We are nowhere near finished with the coronavirus, but the next phases of our response will — if we do it right — be more targeted and risk-based than the sweeping national lockdown we’re now emerging from.

Why it matters: Our experience battling this new virus has taught us a lot about what does and doesn’t work. We’ll have to apply those lessons rigorously, and keep adapting, if we have any hope of containing the virus and limiting the number of deaths from here on out.

Coronavirus' unequal economic toll

Reproduced from Kaiser Family Foundation; Chart: Axios Visuals

As the coronavirus pandemic wears on, almost half of all African American, Latino, and low-income Americans are having trouble paying their bills, including medical bills.

Why it matters: The findings from our latest KFF polling suggest that even if Congress’ relief efforts are helping, they’re not nearly enough.

Updated 5 hours ago - Health

U.S. coronavirus updates

Data: The Center for Systems Science and Engineering at Johns Hopkins; Map: Andrew Witherspoon/Axios. This graphic includes "probable deaths" that New York City began reporting on April 14.

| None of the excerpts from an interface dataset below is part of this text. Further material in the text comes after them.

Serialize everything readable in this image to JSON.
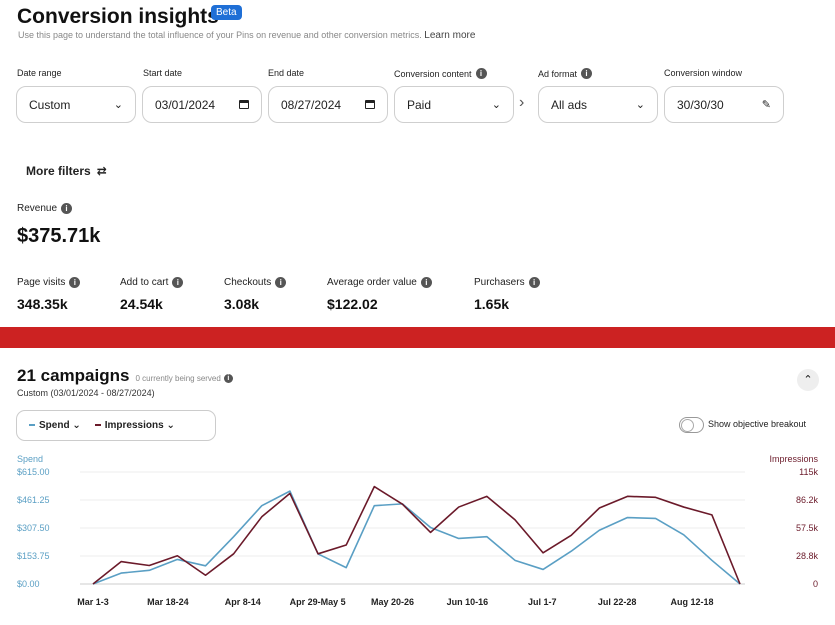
{
  "header": {
    "title": "Conversion insights",
    "badge": "Beta",
    "subtitle": "Use this page to understand the total influence of your Pins on revenue and other conversion metrics.",
    "learn_more": "Learn more"
  },
  "filters": {
    "date_range": {
      "label": "Date range",
      "value": "Custom"
    },
    "start_date": {
      "label": "Start date",
      "value": "03/01/2024"
    },
    "end_date": {
      "label": "End date",
      "value": "08/27/2024"
    },
    "conversion_content": {
      "label": "Conversion content",
      "value": "Paid"
    },
    "ad_format": {
      "label": "Ad format",
      "value": "All ads"
    },
    "conversion_window": {
      "label": "Conversion window",
      "value": "30/30/30"
    },
    "more_filters": "More filters"
  },
  "revenue": {
    "label": "Revenue",
    "value": "$375.71k"
  },
  "metrics": [
    {
      "label": "Page visits",
      "value": "348.35k"
    },
    {
      "label": "Add to cart",
      "value": "24.54k"
    },
    {
      "label": "Checkouts",
      "value": "3.08k"
    },
    {
      "label": "Average order value",
      "value": "$122.02"
    },
    {
      "label": "Purchasers",
      "value": "1.65k"
    }
  ],
  "campaigns": {
    "title": "21 campaigns",
    "served": "0 currently being served",
    "range": "Custom (03/01/2024 - 08/27/2024)",
    "spend_label": "Spend",
    "impressions_label": "Impressions",
    "objective_toggle_label": "Show objective breakout"
  },
  "colors": {
    "spend": "#5a9fc4",
    "impressions": "#6b1a2a",
    "banner": "#cc2222",
    "badge": "#1f6fd6"
  },
  "chart_data": {
    "type": "line",
    "left_axis_title": "Spend",
    "right_axis_title": "Impressions",
    "left_ticks": [
      "$615.00",
      "$461.25",
      "$307.50",
      "$153.75",
      "$0.00"
    ],
    "right_ticks": [
      "115k",
      "86.2k",
      "57.5k",
      "28.8k",
      "0"
    ],
    "x_labels": [
      "Mar 1-3",
      "Mar 18-24",
      "Apr 8-14",
      "Apr 29-May 5",
      "May 20-26",
      "Jun 10-16",
      "Jul 1-7",
      "Jul 22-28",
      "Aug 12-18"
    ],
    "ylim_spend": [
      0,
      615
    ],
    "ylim_impressions": [
      0,
      115000
    ],
    "series": [
      {
        "name": "Spend",
        "axis": "left",
        "values": [
          0,
          60,
          75,
          135,
          100,
          260,
          430,
          510,
          165,
          90,
          430,
          440,
          310,
          250,
          260,
          130,
          80,
          180,
          295,
          365,
          360,
          270,
          130,
          0
        ]
      },
      {
        "name": "Impressions",
        "axis": "right",
        "values": [
          0,
          23000,
          19000,
          29000,
          9000,
          31000,
          69000,
          93000,
          31000,
          40000,
          100000,
          82000,
          53000,
          79000,
          90000,
          66000,
          32000,
          50000,
          78000,
          90000,
          89000,
          79000,
          71000,
          0
        ]
      }
    ]
  }
}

Health experts fear that the protests breaking out across the U.S. could contribute to the spread of the coronavirus.

The state of play: Being outside may limit the danger, but close quarters, yelling, and potential exposure to tear gas, which causes coughing and crying, increase the risk of spread. It's recommended that those who are protesting be tested for the coronavirus.